Khan's role with Iraq is less clear. In October 1990, two months after Iraq invaded Kuwait, an intermediary claiming to represent Khan met agents from Baghdad's secret service. A memo dated Oct. 6, 1990, from Section B-15 of Iraqi intelligence to Section S-15 of the Nuclear Weapons Directorate describes "a proposal from Pakistani scientist Abd-el Qadeer Khan" to help Iraq "establish a project to enrich uranium and manufacture a nuclear weapon."
The middleman said Khan "was prepared to give us project designs for nuclear bombs," according to the memo. The middleman said he was based in Greece and would oversee shipments from Western Europe, using a company he claimed to own in the Persian Gulf emirate of Dubai, according to sources who have studied the memo.
U.N. weapons inspectors found the memo in 1995 in a cache of documents hidden at a chicken farm near Baghdad. They determined that Iraq had rejected the middleman's offer, but Iraq refused to identify him.
A letter from the International Atomic Energy Agency to U.N. Secretary-General Kofi Annan in 1997 details interviews with agents from Mukhabarat, Baghdad's secret service, who described Iraq's clandestine nuclear program, code-named the Petrochemical-3 project. The agents said that "PC-3 had adopted a policy of avoiding foreign assistance, believing that the risk of exposure (e.g. through 'sting' operations) far outweighed the likely technical benefits."
In 1998, Pakistan's government investigated the middleman's letter at the IAEA's request and declared the offer a fraud. The nuclear agency concluded that charges of Pakistani proliferation were "inconsistent with the information available," but it listed the memo as a key unresolved issue in a 1999 U.N. report on Iraq's arms programs. Iraq's recent 12,000-page arms declaration referred twice to the "unsolicited offer."

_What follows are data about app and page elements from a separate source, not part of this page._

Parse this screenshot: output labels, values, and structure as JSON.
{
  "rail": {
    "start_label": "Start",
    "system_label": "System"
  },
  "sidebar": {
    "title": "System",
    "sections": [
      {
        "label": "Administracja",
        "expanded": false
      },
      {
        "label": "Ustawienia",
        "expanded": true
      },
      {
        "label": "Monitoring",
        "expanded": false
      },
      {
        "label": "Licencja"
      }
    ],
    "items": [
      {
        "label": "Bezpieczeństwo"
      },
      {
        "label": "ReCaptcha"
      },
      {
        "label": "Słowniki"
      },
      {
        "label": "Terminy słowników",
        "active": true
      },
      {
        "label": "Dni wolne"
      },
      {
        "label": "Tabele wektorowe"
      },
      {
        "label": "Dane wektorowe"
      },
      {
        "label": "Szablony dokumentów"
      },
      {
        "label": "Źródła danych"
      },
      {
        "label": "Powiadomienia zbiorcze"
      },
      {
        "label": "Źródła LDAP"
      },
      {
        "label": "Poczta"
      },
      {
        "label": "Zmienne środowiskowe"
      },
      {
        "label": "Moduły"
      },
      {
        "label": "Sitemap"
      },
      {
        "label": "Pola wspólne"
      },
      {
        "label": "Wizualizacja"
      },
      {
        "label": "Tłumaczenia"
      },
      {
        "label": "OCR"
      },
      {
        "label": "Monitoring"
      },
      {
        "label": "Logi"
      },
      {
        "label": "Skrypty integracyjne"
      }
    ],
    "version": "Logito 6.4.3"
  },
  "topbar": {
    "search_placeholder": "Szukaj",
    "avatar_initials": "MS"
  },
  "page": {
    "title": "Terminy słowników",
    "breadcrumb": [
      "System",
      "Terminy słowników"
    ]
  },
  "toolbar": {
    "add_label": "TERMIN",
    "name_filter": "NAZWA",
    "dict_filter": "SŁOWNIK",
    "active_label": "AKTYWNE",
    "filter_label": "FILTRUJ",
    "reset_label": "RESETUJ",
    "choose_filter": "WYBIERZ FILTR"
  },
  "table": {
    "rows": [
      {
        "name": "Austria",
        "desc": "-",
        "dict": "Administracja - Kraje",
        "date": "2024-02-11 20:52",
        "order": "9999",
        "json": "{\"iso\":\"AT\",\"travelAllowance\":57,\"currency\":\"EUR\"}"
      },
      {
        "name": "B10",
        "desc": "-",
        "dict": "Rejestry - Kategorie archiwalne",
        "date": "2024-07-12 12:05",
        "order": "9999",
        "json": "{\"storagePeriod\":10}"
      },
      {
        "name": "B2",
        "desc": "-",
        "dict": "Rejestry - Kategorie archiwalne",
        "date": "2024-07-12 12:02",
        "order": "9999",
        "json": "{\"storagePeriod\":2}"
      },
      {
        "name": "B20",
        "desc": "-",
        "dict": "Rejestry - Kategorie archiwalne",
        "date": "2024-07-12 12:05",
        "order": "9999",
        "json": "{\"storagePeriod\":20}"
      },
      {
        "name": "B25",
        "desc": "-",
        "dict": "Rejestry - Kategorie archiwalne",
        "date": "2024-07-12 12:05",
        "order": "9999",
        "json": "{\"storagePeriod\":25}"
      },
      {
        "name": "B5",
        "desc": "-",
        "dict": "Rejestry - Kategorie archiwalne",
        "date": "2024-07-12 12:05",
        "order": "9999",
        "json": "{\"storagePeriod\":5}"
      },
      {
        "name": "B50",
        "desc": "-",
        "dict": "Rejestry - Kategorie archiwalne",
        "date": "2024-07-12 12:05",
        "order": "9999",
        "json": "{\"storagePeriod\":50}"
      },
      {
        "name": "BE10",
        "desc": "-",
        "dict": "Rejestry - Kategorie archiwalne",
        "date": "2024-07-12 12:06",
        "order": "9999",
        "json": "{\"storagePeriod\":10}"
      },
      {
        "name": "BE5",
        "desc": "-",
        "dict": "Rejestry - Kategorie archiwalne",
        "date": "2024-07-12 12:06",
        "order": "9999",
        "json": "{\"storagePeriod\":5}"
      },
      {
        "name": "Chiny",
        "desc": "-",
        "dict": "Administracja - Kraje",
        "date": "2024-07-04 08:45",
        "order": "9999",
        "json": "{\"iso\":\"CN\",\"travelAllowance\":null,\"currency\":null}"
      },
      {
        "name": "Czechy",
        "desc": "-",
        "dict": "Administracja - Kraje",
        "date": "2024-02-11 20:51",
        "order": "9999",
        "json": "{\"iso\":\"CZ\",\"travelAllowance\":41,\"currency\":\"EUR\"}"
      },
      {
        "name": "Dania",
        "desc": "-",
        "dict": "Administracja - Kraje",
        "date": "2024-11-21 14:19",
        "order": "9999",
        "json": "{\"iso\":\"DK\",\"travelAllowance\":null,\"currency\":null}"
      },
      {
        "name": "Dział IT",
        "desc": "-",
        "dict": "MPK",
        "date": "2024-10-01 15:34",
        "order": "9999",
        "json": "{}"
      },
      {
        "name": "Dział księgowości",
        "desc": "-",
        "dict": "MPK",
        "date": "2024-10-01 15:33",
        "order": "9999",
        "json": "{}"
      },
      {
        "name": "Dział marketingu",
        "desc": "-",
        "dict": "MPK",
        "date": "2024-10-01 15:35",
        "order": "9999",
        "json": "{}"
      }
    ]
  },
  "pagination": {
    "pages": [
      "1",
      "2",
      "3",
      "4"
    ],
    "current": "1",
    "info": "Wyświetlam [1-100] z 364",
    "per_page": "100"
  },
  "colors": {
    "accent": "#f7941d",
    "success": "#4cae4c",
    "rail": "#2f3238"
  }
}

"The memo was taken quite seriously," said David Albright, president of the Institute for Science and International Security in Washington and a former nuclear weapons inspector in Iraq. "There's this pattern of leakage out of Pakistan. These people broke almost every country's law to get their own nuclear components."
Nuclear Chief's Ouster
In March 2001, Musharraf removed Khan as head of Pakistan's nuclear programs and named him a presidential advisor -- a move that nation's nuclear hero heard about on television and at first refused to accept.
However, U.S. officials suspected that the exchanges with other nations continued, especially after U.S. spy satellites spotted Pakistani military cargo planes picking up missile parts in North Korea last July. The North told U.S. officials that the parts were for surface-to-air missiles, not for a missile that could deliver a nuclear weapon.
In June 2001, Deputy Secretary of State Richard L. Armitage all but named Khan when he expressed concern that "people who were employed by the nuclear agency and have retired" might be spreading nuclear technology to North Korea.
After North Korea confessed last fall that it had resumed its nuclear weapons program, Secretary of State Colin L. Powell again confronted Pakistan's president about illegal assistance.
"Musharraf assured me, as he has previously, that Pakistan is not doing anything of that nature," Powell said, though he noted that they did not speak of Pakistan's past contacts with North Korea. "The past is the past. I am more concerned about what is going on now. We have a new relationship with Pakistan."
However, a senior U.S. official says the Bush administration keeps a wary eye on the retired scientist as he oversees philanthropic groups, runs seminars and feeds stray animals in his neighborhood.
"How can you stop the transfer of intellectual property?" the official said. "The potential for sharing is always there."